=== Provided material ===
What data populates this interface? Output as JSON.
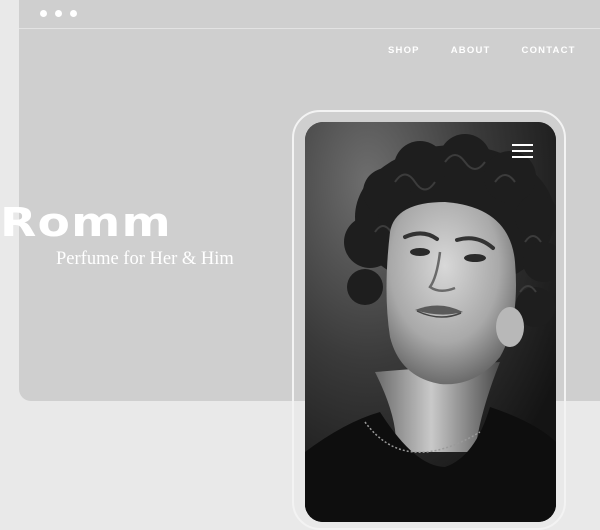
{
  "window": {
    "controls": [
      "dot",
      "dot",
      "dot"
    ]
  },
  "nav": {
    "items": [
      {
        "label": "SHOP"
      },
      {
        "label": "ABOUT"
      },
      {
        "label": "CONTACT"
      }
    ]
  },
  "hero": {
    "brand": "Romm",
    "tagline": "Perfume for Her & Him"
  },
  "phone": {
    "menu_icon": "hamburger-menu-icon",
    "image": "black-and-white portrait of curly-haired man"
  },
  "colors": {
    "page_bg": "#e9e9e9",
    "browser_bg": "#cfcfcf",
    "text": "#ffffff"
  }
}
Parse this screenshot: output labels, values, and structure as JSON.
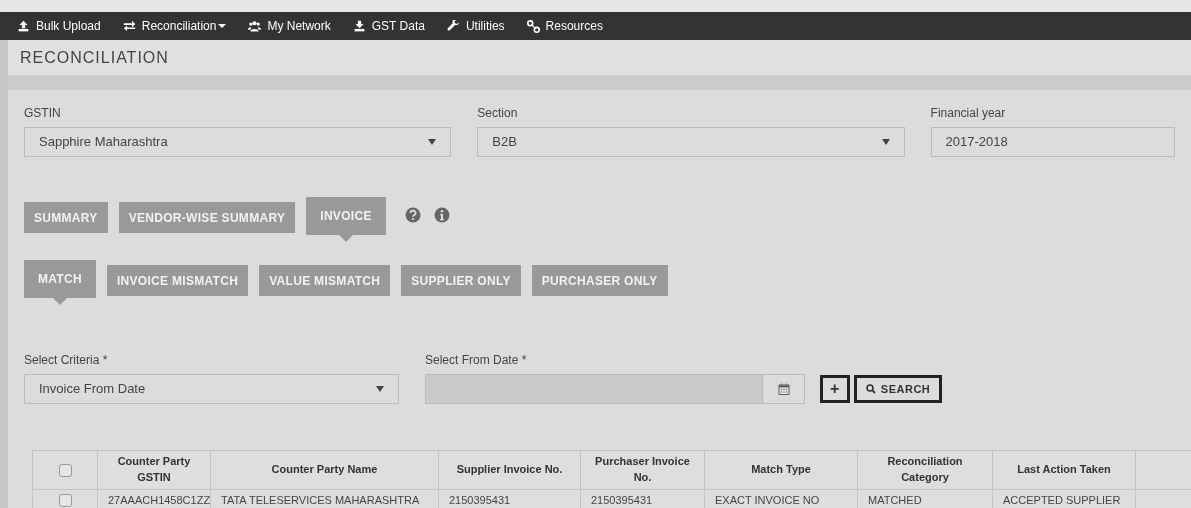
{
  "navbar": {
    "items": [
      {
        "label": "Bulk Upload",
        "dropdown": false
      },
      {
        "label": "Reconciliation",
        "dropdown": true
      },
      {
        "label": "My Network",
        "dropdown": false
      },
      {
        "label": "GST Data",
        "dropdown": false
      },
      {
        "label": "Utilities",
        "dropdown": false
      },
      {
        "label": "Resources",
        "dropdown": false
      }
    ]
  },
  "page_title": "RECONCILIATION",
  "filters": [
    {
      "label": "GSTIN",
      "kind": "select",
      "value": "Sapphire Maharashtra"
    },
    {
      "label": "Section",
      "kind": "select",
      "value": "B2B"
    },
    {
      "label": "Financial year",
      "kind": "text",
      "value": "2017-2018"
    }
  ],
  "view_tabs": [
    {
      "label": "SUMMARY",
      "selected": false
    },
    {
      "label": "VENDOR-WISE SUMMARY",
      "selected": false
    },
    {
      "label": "INVOICE",
      "selected": true
    }
  ],
  "category_tabs": [
    {
      "label": "MATCH",
      "selected": true
    },
    {
      "label": "INVOICE MISMATCH",
      "selected": false
    },
    {
      "label": "VALUE MISMATCH",
      "selected": false
    },
    {
      "label": "SUPPLIER ONLY",
      "selected": false
    },
    {
      "label": "PURCHASER ONLY",
      "selected": false
    }
  ],
  "criteria": {
    "label": "Select Criteria *",
    "value": "Invoice From Date"
  },
  "from_date": {
    "label": "Select From Date *",
    "disabled": true
  },
  "search_button": "SEARCH",
  "add_button": "+",
  "table": {
    "header_checked": false,
    "columns": [
      "Counter Party GSTIN",
      "Counter Party Name",
      "Supplier Invoice No.",
      "Purchaser Invoice No.",
      "Match Type",
      "Reconciliation Category",
      "Last Action Taken"
    ],
    "rows": [
      {
        "checked": false,
        "cells": [
          "27AAACH1458C1ZZ",
          "TATA TELESERVICES MAHARASHTRA",
          "2150395431",
          "2150395431",
          "EXACT INVOICE NO",
          "MATCHED",
          "ACCEPTED SUPPLIER"
        ]
      }
    ]
  }
}
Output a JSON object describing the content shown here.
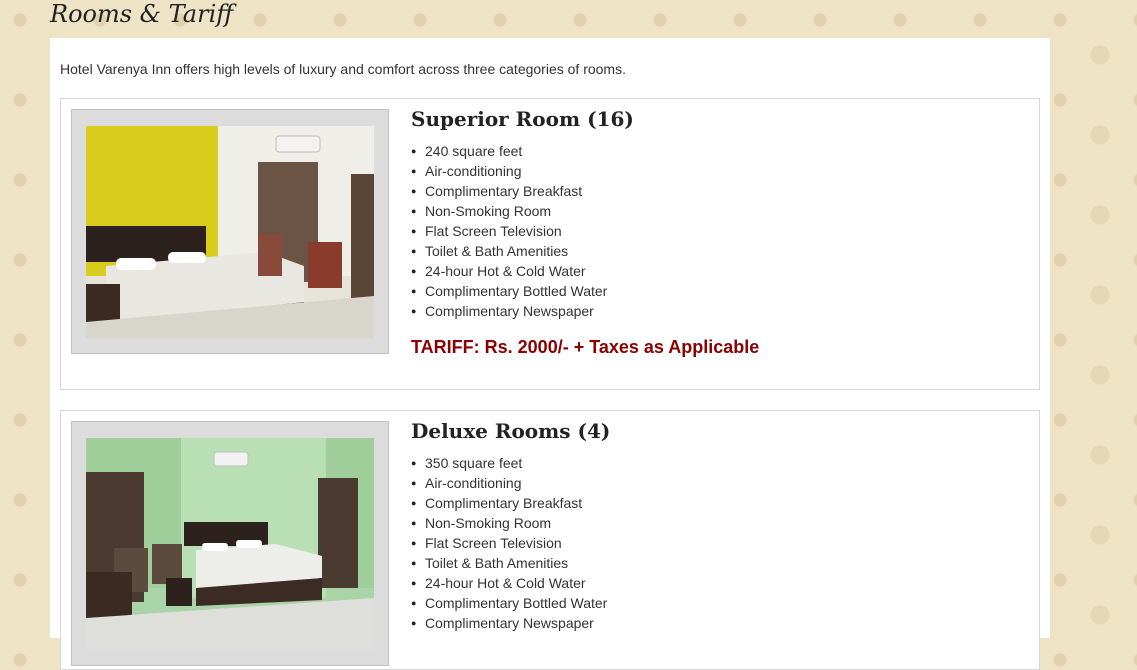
{
  "page": {
    "title": "Rooms & Tariff"
  },
  "intro": "Hotel Varenya Inn offers high levels of luxury and comfort across three categories of rooms.",
  "rooms": [
    {
      "title": "Superior Room (16)",
      "amenities": [
        "240 square feet",
        "Air-conditioning",
        "Complimentary Breakfast",
        "Non-Smoking Room",
        "Flat Screen Television",
        "Toilet & Bath Amenities",
        "24-hour Hot & Cold Water",
        "Complimentary Bottled Water",
        "Complimentary Newspaper"
      ],
      "tariff": "TARIFF: Rs. 2000/- + Taxes as Applicable"
    },
    {
      "title": "Deluxe Rooms (4)",
      "amenities": [
        "350 square feet",
        "Air-conditioning",
        "Complimentary Breakfast",
        "Non-Smoking Room",
        "Flat Screen Television",
        "Toilet & Bath Amenities",
        "24-hour Hot & Cold Water",
        "Complimentary Bottled Water",
        "Complimentary Newspaper"
      ]
    }
  ],
  "colors": {
    "tariff": "#8b0000",
    "background": "#efe3c6"
  }
}
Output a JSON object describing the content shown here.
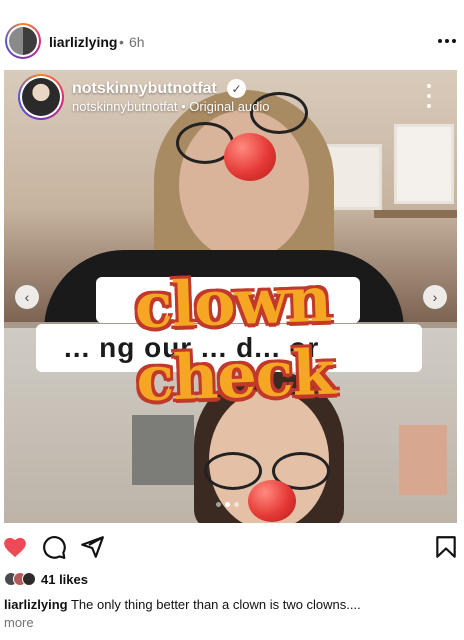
{
  "post": {
    "username": "liarlizlying",
    "separator": "•",
    "time": "6h"
  },
  "reel": {
    "username": "notskinnybutnotfat",
    "subtitle": "notskinnybutnotfat • Original audio",
    "caption_partial": "... ng our ... d... or",
    "overlay_title": "clown check",
    "carousel": {
      "count": 3,
      "active_index": 1
    }
  },
  "engagement": {
    "likes": "41 likes",
    "liked": true
  },
  "caption": {
    "username": "liarlizlying",
    "text": "The only thing better than a clown is two clowns....",
    "more": "more"
  },
  "icons": {
    "like": "heart-icon",
    "comment": "comment-icon",
    "share": "share-icon",
    "save": "bookmark-icon",
    "more": "more-options-icon",
    "verified": "verified-badge-icon",
    "prev": "chevron-left-icon",
    "next": "chevron-right-icon"
  },
  "colors": {
    "like_red": "#ed4956",
    "overlay_orange": "#f5a623",
    "overlay_outline": "#c0392b"
  }
}
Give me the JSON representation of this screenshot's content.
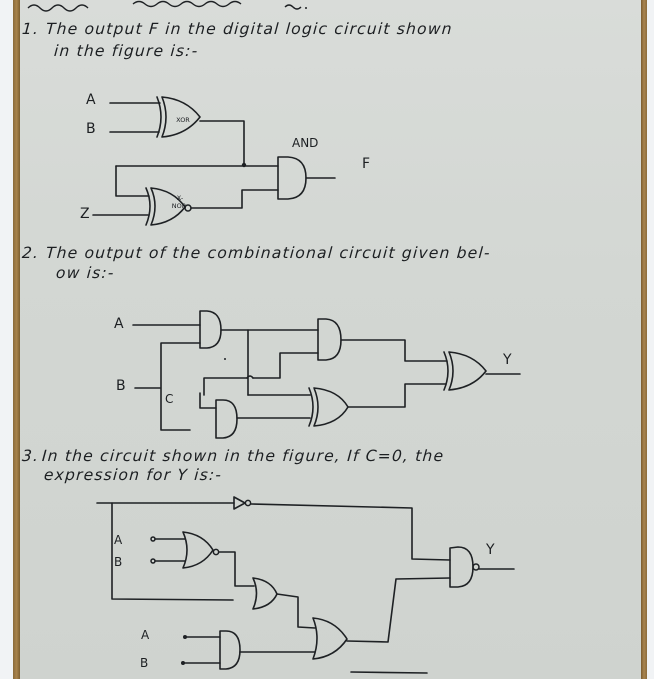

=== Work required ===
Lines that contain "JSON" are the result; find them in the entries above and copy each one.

=== Output of the exercise ===
What data populates this interface? Output as JSON.
Parse this screenshot: output labels, values, and structure as JSON.
Output a JSON object describing the content shown here.
Output a JSON object describing the content shown here.
Give me the JSON representation of this screenshot's content.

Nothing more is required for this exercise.